PORTLAND — Kelly Benson practices and preaches calm and inner strength, but Maine Attorney General Janet Mills has sounded the alarm.
Both are seeking the same thing: the end of substance abuse disorders caused initially by legally obtained prescription opiates, often prescribed for pain management.
“The increase in overdose deaths has made prescribing protocols a law enforcement and public safety issue,” Mills said in a Jan. 14 statement that followed a Dec. 16, 2015, letter to the heads of several associations overseeing elements of the state medical establishment.
In her statement and letter, Mills described pathways Benson, who teaches yoga in Portland, has walked.
“I stayed connected to my yoga practice as well as positive, uplifting humans and continued to heal from all of the trauma I experienced,” Benson, a Windham resident, said Jan. 15.
Before her introduction to yoga while in treatment in 2010, Benson was using heroin because the oxycontin and percocet she had been prescribed after heart surgery were no longer being prescribed and too expensive to buy illegally.
“I swore I would never touch heroin for a very long time,” Benson said “But lo and behold, if I didn’t have oxys I became very physically sick and just couldn’t afford the habit anymore. So it wasn’t long before I tried heroin for the first time.”

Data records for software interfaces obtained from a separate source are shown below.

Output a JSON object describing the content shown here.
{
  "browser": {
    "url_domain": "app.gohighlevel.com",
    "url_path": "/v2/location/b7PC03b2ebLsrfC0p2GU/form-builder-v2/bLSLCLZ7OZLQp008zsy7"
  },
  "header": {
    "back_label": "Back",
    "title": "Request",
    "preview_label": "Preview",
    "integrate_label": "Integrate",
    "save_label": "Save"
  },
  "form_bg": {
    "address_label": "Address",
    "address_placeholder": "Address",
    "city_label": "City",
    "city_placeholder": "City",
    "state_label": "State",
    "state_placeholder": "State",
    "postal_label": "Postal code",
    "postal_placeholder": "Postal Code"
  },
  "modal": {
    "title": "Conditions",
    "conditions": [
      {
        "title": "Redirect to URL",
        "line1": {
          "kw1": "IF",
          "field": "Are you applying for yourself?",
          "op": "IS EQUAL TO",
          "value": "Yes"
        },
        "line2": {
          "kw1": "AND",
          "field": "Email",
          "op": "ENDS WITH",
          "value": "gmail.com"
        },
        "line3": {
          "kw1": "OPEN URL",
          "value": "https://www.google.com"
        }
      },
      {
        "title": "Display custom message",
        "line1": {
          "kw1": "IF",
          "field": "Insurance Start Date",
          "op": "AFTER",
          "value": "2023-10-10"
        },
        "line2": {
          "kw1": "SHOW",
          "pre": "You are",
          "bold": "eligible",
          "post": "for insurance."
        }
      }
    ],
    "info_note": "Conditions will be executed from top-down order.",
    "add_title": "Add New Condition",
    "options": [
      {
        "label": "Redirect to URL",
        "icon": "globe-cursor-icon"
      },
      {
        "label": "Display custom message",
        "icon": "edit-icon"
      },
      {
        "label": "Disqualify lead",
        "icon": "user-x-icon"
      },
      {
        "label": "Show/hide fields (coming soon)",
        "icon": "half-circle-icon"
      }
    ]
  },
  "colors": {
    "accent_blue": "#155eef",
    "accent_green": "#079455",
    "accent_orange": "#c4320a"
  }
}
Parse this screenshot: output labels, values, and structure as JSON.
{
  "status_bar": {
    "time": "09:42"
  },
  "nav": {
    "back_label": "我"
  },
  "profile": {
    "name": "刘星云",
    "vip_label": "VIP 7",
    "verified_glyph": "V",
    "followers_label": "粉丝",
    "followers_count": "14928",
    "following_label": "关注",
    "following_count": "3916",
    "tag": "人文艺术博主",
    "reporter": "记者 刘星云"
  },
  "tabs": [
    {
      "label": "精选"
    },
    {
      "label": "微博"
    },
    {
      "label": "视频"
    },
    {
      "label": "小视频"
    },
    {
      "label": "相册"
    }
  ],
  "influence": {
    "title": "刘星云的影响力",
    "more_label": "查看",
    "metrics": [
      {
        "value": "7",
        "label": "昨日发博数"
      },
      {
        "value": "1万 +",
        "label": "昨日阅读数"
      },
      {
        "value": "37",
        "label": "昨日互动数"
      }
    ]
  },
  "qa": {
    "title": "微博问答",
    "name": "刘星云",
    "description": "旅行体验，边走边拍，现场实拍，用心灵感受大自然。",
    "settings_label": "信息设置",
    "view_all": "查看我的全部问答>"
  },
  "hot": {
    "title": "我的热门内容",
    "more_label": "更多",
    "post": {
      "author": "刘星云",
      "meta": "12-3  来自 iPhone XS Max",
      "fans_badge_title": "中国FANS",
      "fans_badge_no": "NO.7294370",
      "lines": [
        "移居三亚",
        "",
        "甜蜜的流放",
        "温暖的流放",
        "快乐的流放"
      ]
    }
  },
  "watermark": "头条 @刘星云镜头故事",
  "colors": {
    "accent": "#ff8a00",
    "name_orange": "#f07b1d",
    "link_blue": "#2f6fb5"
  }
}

Citing U.S. Department of Justice data, Mills said four of five people arrested for heroin offenses said their opioid use began with prescription painkillers. She has asked the medical community to consider taking steps, including referrals to the Prescription Drug Monitoring Program database before prescribing opiates, warning patients about the misuse of painkillers, and the option of prescribing buprenorphine, which can wean users from opioids.
“Unfortunately, many prescribers, particularly primary-care and family physicians, lack clear and practical guidance in deciding when and how to prescribe opioids,” Mills said.
She added there will be more recommendations coming from the Maine Anti-Heroin/Opiate Initiative she is leading with U.S. Attorney Thomas Delahanty and state Public Safety Commissioner John Morris.
Mills noted 174 overdose deaths occurred in Maine from January through September 2015, a pace that would top the 208 overdose deaths recorded in 2014. Of the 2015 overdose deaths, Mills said 113 involved at least one pharmaceutical drug and 111 involved illicit drugs. Pharmaceutical opioids were involved in 70 of the overdose deaths.
Gordon Smith of the Maine Medical Association said Jan. 14 that steps are already being taken to reduce the number of prescriptions, through work done by combined task forces and educational programs for physicians.
Typical of the efforts is a three-hour meeting scheduled Wednesday for the medical community at the Double Tree Hotel on Maine Mall Road in South Portland. It will be more comprehensive, Smith said, including comments from Dr. Karen Simone, who directs the Northern New England Poison Control Center.
Smith also praised efforts by the DHHS MaineCare program to reduce the number of opioid prescriptions, while substituting additional funds for treatments, including physical therapy for pain management.
The consensus is growing that opioids are not proper to prescribe for some pain management conditions, according to Dr. David Moltz, a physician in the addiction resource center at Mid Coast Hospital in Brunswick.
“We have been trained that pain is under treated and that addiction can’t happen,” Moltz said Jan. 15. “There is recognition that opiates are not appropriate for some kind of pain, such as back pain. We need to keep reminding ourselves of the risks.”
Moltz said tighter controls on prescribing opioids has led to the shift to heroin use.
“I think simultaneously, heroin is more available and cheaper as prescription drugs become less available,” he said.
There is a place for opioids in pain management, he added.
“For acute, post-surgical or post-accident pain, opiates can be really good with small doses and frequent follow up. I am comfortable with that,” he said.
Dr. Mark Fourre, who is chief medical officer at Lincoln Health in Boothbay and chief health affairs officer at Maine Health, acknowledged that shifting care options is not always well received. The shift in pain management will also require hard conversations with patients.
“I think there is increasingly accepted and broad understanding that the increased use of narcotics for the management of pain has had unexpected and significantly negative consequences,” Fourre said.
“I think one of the parts is, there is sometimes not a recognition of how difficult these situations can be,” he said. “I have seen frightening interactions and aggressive patients.”
Smith, Moltz and Fourre agreed patients getting opioid prescriptions should take urine tests to determine what other drugs they may be using.
Benson, who said she eventually lost count of how many times she entered treatment programs, is forging ahead on her own.
“I completed an intense, nine-week training in the fall of 2012,” she said. “I have not used an opiate or any pharmaceutical medications since the spring of 2013.”
Smith said it will take time for any changes to have a wider effect.
“While we are doing a lot, the numbers are not improving,” he said. “But people have to be somewhat patient, it took 10 or 15 years to get to where we are, it will take us awhile to get back to where we should be.”
Kelly Benson leads a Portland yoga class for students recovering from substance abuse disorders. She began using heroin after being prescribed narcotics following surgery.